● Required work
When you print the records below, keep every word exact and leave out the images.

────────────────────────────────────────

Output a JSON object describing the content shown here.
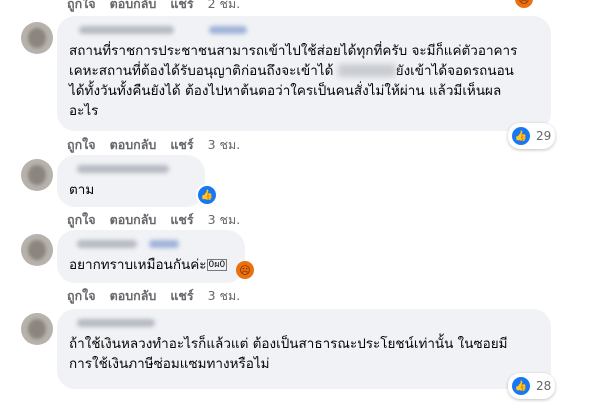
{
  "actions": {
    "like": "ถูกใจ",
    "reply": "ตอบกลับ",
    "share": "แชร์"
  },
  "top": {
    "time": "2 ชม."
  },
  "comments": [
    {
      "text_before": "สถานที่ราชการประชาชนสามารถเข้าไปใช้ส่อยได้ทุกที่ครับ จะมีก็แค่ตัวอาคาร\nเคหะสถานที่ต้องได้รับอนุญาติก่อนถึงจะเข้าได้ ",
      "text_after": "ยังเข้าได้จอดรถนอน\nได้ทั้งวันทั้งคืนยังได้ ต้องไปหาต้นตอว่าใครเป็นคนสั่งไม่ให้ผ่าน แล้วมีเห็นผล\nอะไร",
      "time": "3 ชม.",
      "reaction_count": "29"
    },
    {
      "text": "ตาม",
      "time": "3 ชม."
    },
    {
      "text": "อยากทราบเหมือนกันค่ะ",
      "sticker": "0ผ0",
      "time": "3 ชม."
    },
    {
      "text": "ถ้าใช้เงินหลวงทำอะไรก็แล้วแต่ ต้องเป็นสาธารณะประโยชน์เท่านั้น ในซอยมี\nการใช้เงินภาษีซ่อมแซมทางหรือไม่",
      "time": "3 ชม.",
      "reaction_count": "28"
    }
  ],
  "colors": {
    "bubble": "#f0f2f5",
    "meta": "#65676b",
    "like": "#1877f2",
    "angry": "#e9710f"
  }
}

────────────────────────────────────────

● Solved exercise
Output a JSON object describing the content shown here.
{
  "actions": {
    "like": "ถูกใจ",
    "reply": "ตอบกลับ",
    "share": "แชร์"
  },
  "top": {
    "time": "2 ชม."
  },
  "comments": [
    {
      "text_before": "สถานที่ราชการประชาชนสามารถเข้าไปใช้ส่อยได้ทุกที่ครับ จะมีก็แค่ตัวอาคาร\nเคหะสถานที่ต้องได้รับอนุญาติก่อนถึงจะเข้าได้ ",
      "text_after": "ยังเข้าได้จอดรถนอน\nได้ทั้งวันทั้งคืนยังได้ ต้องไปหาต้นตอว่าใครเป็นคนสั่งไม่ให้ผ่าน แล้วมีเห็นผล\nอะไร",
      "time": "3 ชม.",
      "reaction_count": "29"
    },
    {
      "text": "ตาม",
      "time": "3 ชม."
    },
    {
      "text": "อยากทราบเหมือนกันค่ะ",
      "sticker": "0ผ0",
      "time": "3 ชม."
    },
    {
      "text": "ถ้าใช้เงินหลวงทำอะไรก็แล้วแต่ ต้องเป็นสาธารณะประโยชน์เท่านั้น ในซอยมี\nการใช้เงินภาษีซ่อมแซมทางหรือไม่",
      "time": "3 ชม.",
      "reaction_count": "28"
    }
  ],
  "colors": {
    "bubble": "#f0f2f5",
    "meta": "#65676b",
    "like": "#1877f2",
    "angry": "#e9710f"
  }
}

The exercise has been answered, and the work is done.